[What needs to be done]
Would you output the listing exactly, with every image omitted?

*** Extracted data ***

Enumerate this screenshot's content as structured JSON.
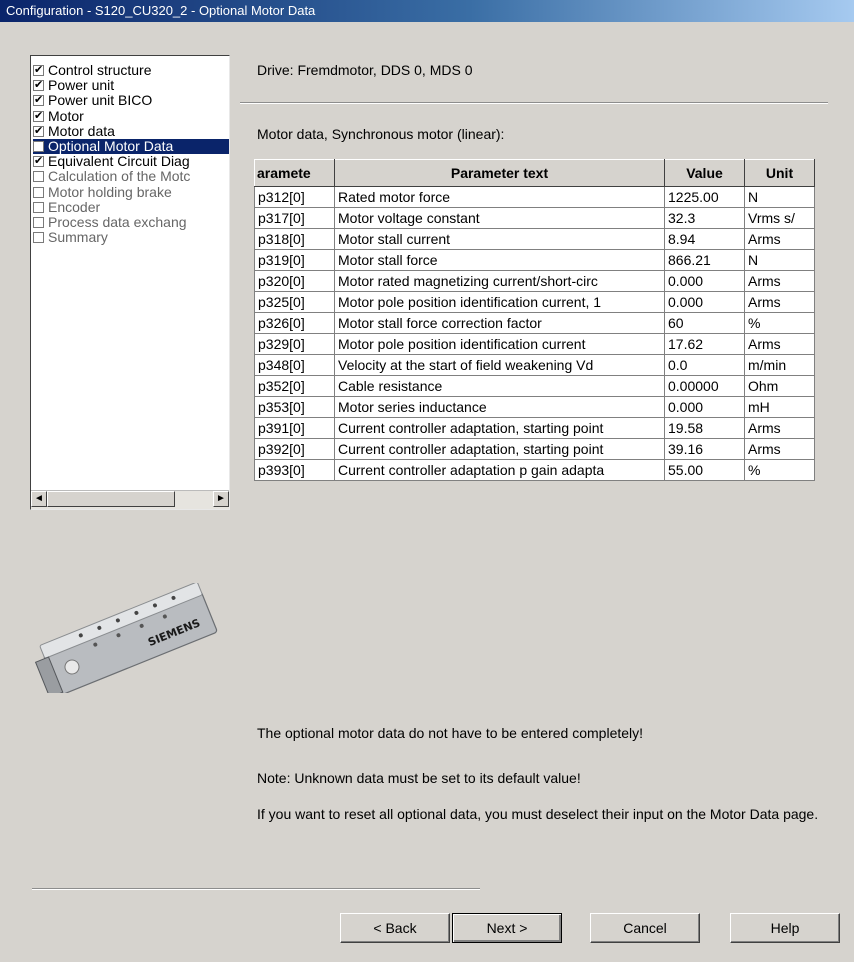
{
  "window": {
    "title": "Configuration - S120_CU320_2 - Optional Motor Data"
  },
  "nav": {
    "items": [
      {
        "label": "Control structure",
        "checked": true,
        "selected": false
      },
      {
        "label": "Power unit",
        "checked": true,
        "selected": false
      },
      {
        "label": "Power unit BICO",
        "checked": true,
        "selected": false
      },
      {
        "label": "Motor",
        "checked": true,
        "selected": false
      },
      {
        "label": "Motor data",
        "checked": true,
        "selected": false
      },
      {
        "label": "Optional Motor Data",
        "checked": false,
        "selected": true
      },
      {
        "label": "Equivalent Circuit Diag",
        "checked": true,
        "selected": false
      },
      {
        "label": "Calculation of the Motc",
        "checked": false,
        "selected": false
      },
      {
        "label": "Motor holding brake",
        "checked": false,
        "selected": false
      },
      {
        "label": "Encoder",
        "checked": false,
        "selected": false
      },
      {
        "label": "Process data exchang",
        "checked": false,
        "selected": false
      },
      {
        "label": "Summary",
        "checked": false,
        "selected": false
      }
    ],
    "scroll_left_icon": "◄",
    "scroll_right_icon": "►"
  },
  "main": {
    "drive": "Drive: Fremdmotor, DDS 0, MDS 0",
    "motor_data_label": "Motor data, Synchronous motor (linear):",
    "table": {
      "headers": [
        "aramete",
        "Parameter text",
        "Value",
        "Unit"
      ],
      "rows": [
        [
          "p312[0]",
          "Rated motor force",
          "1225.00",
          "N"
        ],
        [
          "p317[0]",
          "Motor voltage constant",
          "32.3",
          "Vrms s/"
        ],
        [
          "p318[0]",
          "Motor stall current",
          "8.94",
          "Arms"
        ],
        [
          "p319[0]",
          "Motor stall force",
          "866.21",
          "N"
        ],
        [
          "p320[0]",
          "Motor rated magnetizing current/short-circ",
          "0.000",
          "Arms"
        ],
        [
          "p325[0]",
          "Motor pole position identification current, 1",
          "0.000",
          "Arms"
        ],
        [
          "p326[0]",
          "Motor stall force correction factor",
          "60",
          "%"
        ],
        [
          "p329[0]",
          "Motor pole position identification current",
          "17.62",
          "Arms"
        ],
        [
          "p348[0]",
          "Velocity at the start of field weakening Vd",
          "0.0",
          "m/min"
        ],
        [
          "p352[0]",
          "Cable resistance",
          "0.00000",
          "Ohm"
        ],
        [
          "p353[0]",
          "Motor series inductance",
          "0.000",
          "mH"
        ],
        [
          "p391[0]",
          "Current controller adaptation, starting point",
          "19.58",
          "Arms"
        ],
        [
          "p392[0]",
          "Current controller adaptation, starting point",
          "39.16",
          "Arms"
        ],
        [
          "p393[0]",
          "Current controller adaptation p gain adapta",
          "55.00",
          "%"
        ]
      ]
    },
    "device_brand": "SIEMENS",
    "info_line1": "The optional motor data do not have to be entered completely!",
    "info_line2": "Note: Unknown data must be set to its default value!",
    "info_line3": "If you want to reset all optional data, you must deselect their input on the Motor Data page."
  },
  "buttons": {
    "back": "< Back",
    "next": "Next >",
    "cancel": "Cancel",
    "help": "Help"
  }
}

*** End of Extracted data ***

[Result]
Enumerate this screenshot's content as structured JSON.
{
  "window": {
    "title": "Configuration - S120_CU320_2 - Optional Motor Data"
  },
  "nav": {
    "items": [
      {
        "label": "Control structure",
        "checked": true,
        "selected": false
      },
      {
        "label": "Power unit",
        "checked": true,
        "selected": false
      },
      {
        "label": "Power unit BICO",
        "checked": true,
        "selected": false
      },
      {
        "label": "Motor",
        "checked": true,
        "selected": false
      },
      {
        "label": "Motor data",
        "checked": true,
        "selected": false
      },
      {
        "label": "Optional Motor Data",
        "checked": false,
        "selected": true
      },
      {
        "label": "Equivalent Circuit Diag",
        "checked": true,
        "selected": false
      },
      {
        "label": "Calculation of the Motc",
        "checked": false,
        "selected": false
      },
      {
        "label": "Motor holding brake",
        "checked": false,
        "selected": false
      },
      {
        "label": "Encoder",
        "checked": false,
        "selected": false
      },
      {
        "label": "Process data exchang",
        "checked": false,
        "selected": false
      },
      {
        "label": "Summary",
        "checked": false,
        "selected": false
      }
    ],
    "scroll_left_icon": "◄",
    "scroll_right_icon": "►"
  },
  "main": {
    "drive": "Drive: Fremdmotor, DDS 0, MDS 0",
    "motor_data_label": "Motor data, Synchronous motor (linear):",
    "table": {
      "headers": [
        "aramete",
        "Parameter text",
        "Value",
        "Unit"
      ],
      "rows": [
        [
          "p312[0]",
          "Rated motor force",
          "1225.00",
          "N"
        ],
        [
          "p317[0]",
          "Motor voltage constant",
          "32.3",
          "Vrms s/"
        ],
        [
          "p318[0]",
          "Motor stall current",
          "8.94",
          "Arms"
        ],
        [
          "p319[0]",
          "Motor stall force",
          "866.21",
          "N"
        ],
        [
          "p320[0]",
          "Motor rated magnetizing current/short-circ",
          "0.000",
          "Arms"
        ],
        [
          "p325[0]",
          "Motor pole position identification current, 1",
          "0.000",
          "Arms"
        ],
        [
          "p326[0]",
          "Motor stall force correction factor",
          "60",
          "%"
        ],
        [
          "p329[0]",
          "Motor pole position identification current",
          "17.62",
          "Arms"
        ],
        [
          "p348[0]",
          "Velocity at the start of field weakening Vd",
          "0.0",
          "m/min"
        ],
        [
          "p352[0]",
          "Cable resistance",
          "0.00000",
          "Ohm"
        ],
        [
          "p353[0]",
          "Motor series inductance",
          "0.000",
          "mH"
        ],
        [
          "p391[0]",
          "Current controller adaptation, starting point",
          "19.58",
          "Arms"
        ],
        [
          "p392[0]",
          "Current controller adaptation, starting point",
          "39.16",
          "Arms"
        ],
        [
          "p393[0]",
          "Current controller adaptation p gain adapta",
          "55.00",
          "%"
        ]
      ]
    },
    "device_brand": "SIEMENS",
    "info_line1": "The optional motor data do not have to be entered completely!",
    "info_line2": "Note: Unknown data must be set to its default value!",
    "info_line3": "If you want to reset all optional data, you must deselect their input on the Motor Data page."
  },
  "buttons": {
    "back": "< Back",
    "next": "Next >",
    "cancel": "Cancel",
    "help": "Help"
  }
}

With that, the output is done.